The boys’ race was off first, and the starter struggled to manage the 42 boats on a pontoon not quite long enough to hold them. It was quickly clear that our young team, most of whom have another junior year ahead of them, were outgunned this time. Nevertheless they raced their hearts out to finish well within the top half of the field, David coming in 13th, one place ahead of Oscar, with Luke in 17th.

It was a similar story in the 22-strong girls’ race, although Harriet raced superbly to hold on to a large front group of Spanish and Portuguese girls who gave her no quarter. Constantly forced to the 5th wash by a group which switched positions every time the British athlete found a better place, she nevertheless held on throughout, losing out narrowly in 4th place. Hafsa raced excellently to 11th. An early and scary swim for Bronte saw Flo rescue her from a tree as the organisers’ safety boat seemed more intent on following the front group, but the two girls got going again, and picked off other athletes throughout the race to finish in 16th and 17th.

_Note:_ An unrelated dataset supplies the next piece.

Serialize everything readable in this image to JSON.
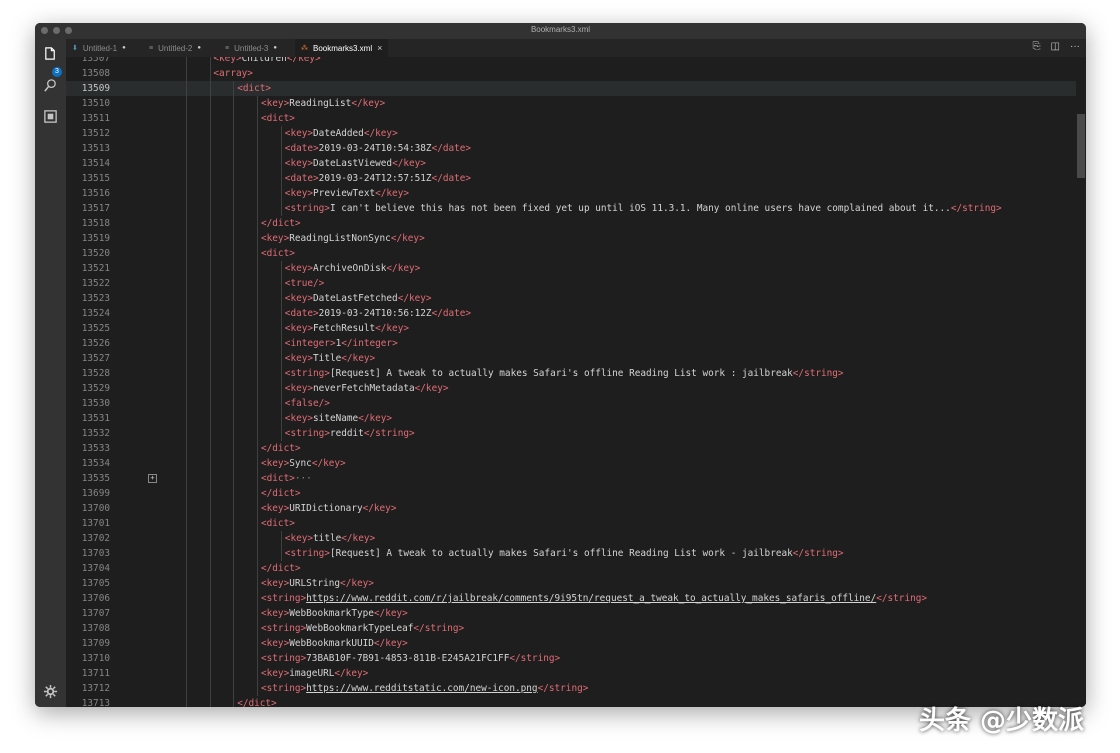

The women’s long race started intensely as the top guns sought to make Renata Csay suffer as she had done in the short course race. A front group of all the main contenders formed, except for the world champ Anna Koziskova a short way behind. Renata struck at half way as she likes to do, and broke the group, with Bedec launching a solo chase. Lizzie followed with Jenny Egan and were caught by Anna K. Seeing the top two go well clear, Lizzie conserved energy while Anna pushed on unnecessarily, with the result that Lizzie beat her in the sprint for bronze.

The men’s race had so many entries that the organisers were forced to split the U23s from the Seniors. Keith and Mike raced the senior race to 12th and 20th respectively from 33 starters, with the race won in the same order as the short course by Birkett, Ramalho and Boros. In the U23s, Nick had a very good race to finish 7th from 25 starters.

Well done to the team for their results and commitment, and thank you to the staff: Dyson and Ali Pendle who drove the minibus and trailer over, Jim Rossiter who is driving it back after three days of providing entertaining race commentary worthy of Murray Walker, and last but not least Katie Williams whose tireless commitment and occasional medical help kept the team on track.

James Smythe, team manager.